Sitecore XP 10

Sitecore Installation Assistant (SIA)

Sitecore Installation Assistant helps guides you through the Sitecore XP Developer Workstation installation. Use this option to review system requirements, install prerequisites and complete the entire installation process. With Sitecore 10 you have a option to also install SXA with SIA.

To install Sitecore 10 using SIA follow this post- Step-by-step how to install Sitecore 10 using SIA

Sitecore Installation Framework On-Premises (SIF)

Sitecore Install Framework (SIF) is a Microsoft PowerShell module that supports local and remote installations of Sitecore Experience Platform.

SIF deploys Web Deploy Packages (WDP) by passing parameters to SIF configuration through a Microsoft PowerShell module and is fully extensible.
The Sitecore Experience Platform is designed to be secure-by-default. For developer environments all the required self-signed certificates are created automatically if you do not provide any.
In a production environment, you can provide your own certificates In a non-production environment, you can choose to have the module generate the certificates for you.
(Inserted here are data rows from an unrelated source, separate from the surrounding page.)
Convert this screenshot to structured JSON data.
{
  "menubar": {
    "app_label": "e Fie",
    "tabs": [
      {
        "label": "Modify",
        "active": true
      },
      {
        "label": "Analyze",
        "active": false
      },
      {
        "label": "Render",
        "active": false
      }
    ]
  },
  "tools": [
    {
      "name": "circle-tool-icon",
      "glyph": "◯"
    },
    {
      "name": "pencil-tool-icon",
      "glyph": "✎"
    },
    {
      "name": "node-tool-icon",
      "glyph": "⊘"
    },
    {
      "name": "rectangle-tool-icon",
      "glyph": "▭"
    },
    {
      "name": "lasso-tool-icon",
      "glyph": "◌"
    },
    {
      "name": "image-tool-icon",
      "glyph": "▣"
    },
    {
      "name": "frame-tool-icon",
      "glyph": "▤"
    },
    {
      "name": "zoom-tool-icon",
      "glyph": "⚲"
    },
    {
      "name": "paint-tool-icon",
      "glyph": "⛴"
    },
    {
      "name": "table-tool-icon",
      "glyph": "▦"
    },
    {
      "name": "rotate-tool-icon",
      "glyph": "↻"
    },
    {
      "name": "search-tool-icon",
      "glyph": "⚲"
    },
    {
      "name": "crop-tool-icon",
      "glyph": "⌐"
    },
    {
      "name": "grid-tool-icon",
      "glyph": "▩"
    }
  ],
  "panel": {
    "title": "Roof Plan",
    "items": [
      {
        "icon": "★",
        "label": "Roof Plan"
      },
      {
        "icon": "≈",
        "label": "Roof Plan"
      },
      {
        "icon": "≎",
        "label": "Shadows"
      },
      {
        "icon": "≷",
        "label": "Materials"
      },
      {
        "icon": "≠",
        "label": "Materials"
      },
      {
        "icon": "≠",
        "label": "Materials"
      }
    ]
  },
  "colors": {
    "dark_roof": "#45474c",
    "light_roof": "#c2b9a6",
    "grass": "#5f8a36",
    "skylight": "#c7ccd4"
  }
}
You must set up SIF before you can install Sitecore Experience Platform

To install Sitecore XP 10 using SIF follow this post – Step-by-step install Sitecore XP 10 using Sitecore Installation Framework (SIF)
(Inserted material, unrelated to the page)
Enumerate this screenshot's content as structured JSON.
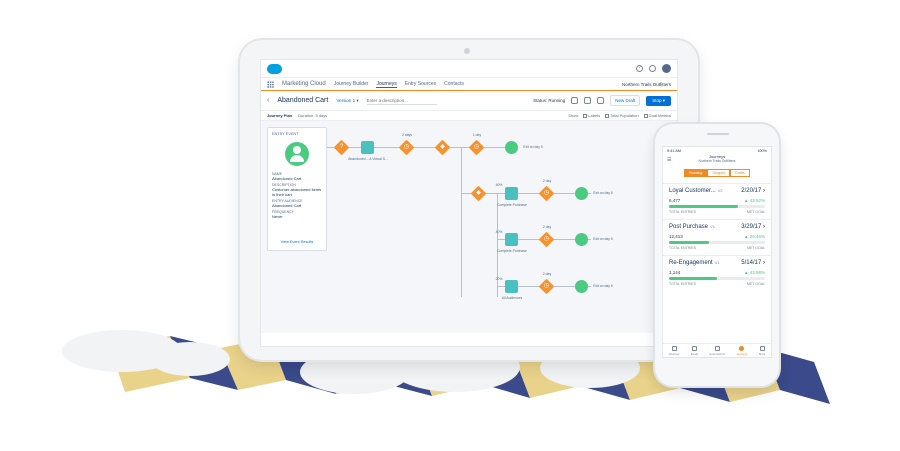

Sitecore Containers

Sitecore Containers support rapid deployment and more efficient solution and team onboarding with modern Docker and Kubernetes technology.

Sitecore Experience Platform 10.0.0 uses Docker Compose as the container
orchestrator on developer workstations. Docker Compose is a simple containerdeployment tool that is bundled with Docker for Windows. Sitecore container images can be deployed with other tools but we recommend that you use Docker Compose to deploy the containers that form the Sitecore Experience Platform.

To install Sitecore XP 10 using Sitecore Containers with Docker Compose- Step-by-step install Sitecore XP 10 to developer workstation using Sitecore Containers with Docker Compose

Sitecore XC 10

Sitecore Installation Framework (SIF)

Sitecore Install Framework (SIF) is a Microsoft PowerShell module that supports local and remote installations of Sitecore Experience Platform.

The SIF.Sitecore.Commerce package contains Sitecore Installation Framework scripts and Web Deployment Packages (WDP).

To install Step-by-step install Sitecore Commerce (XC) 10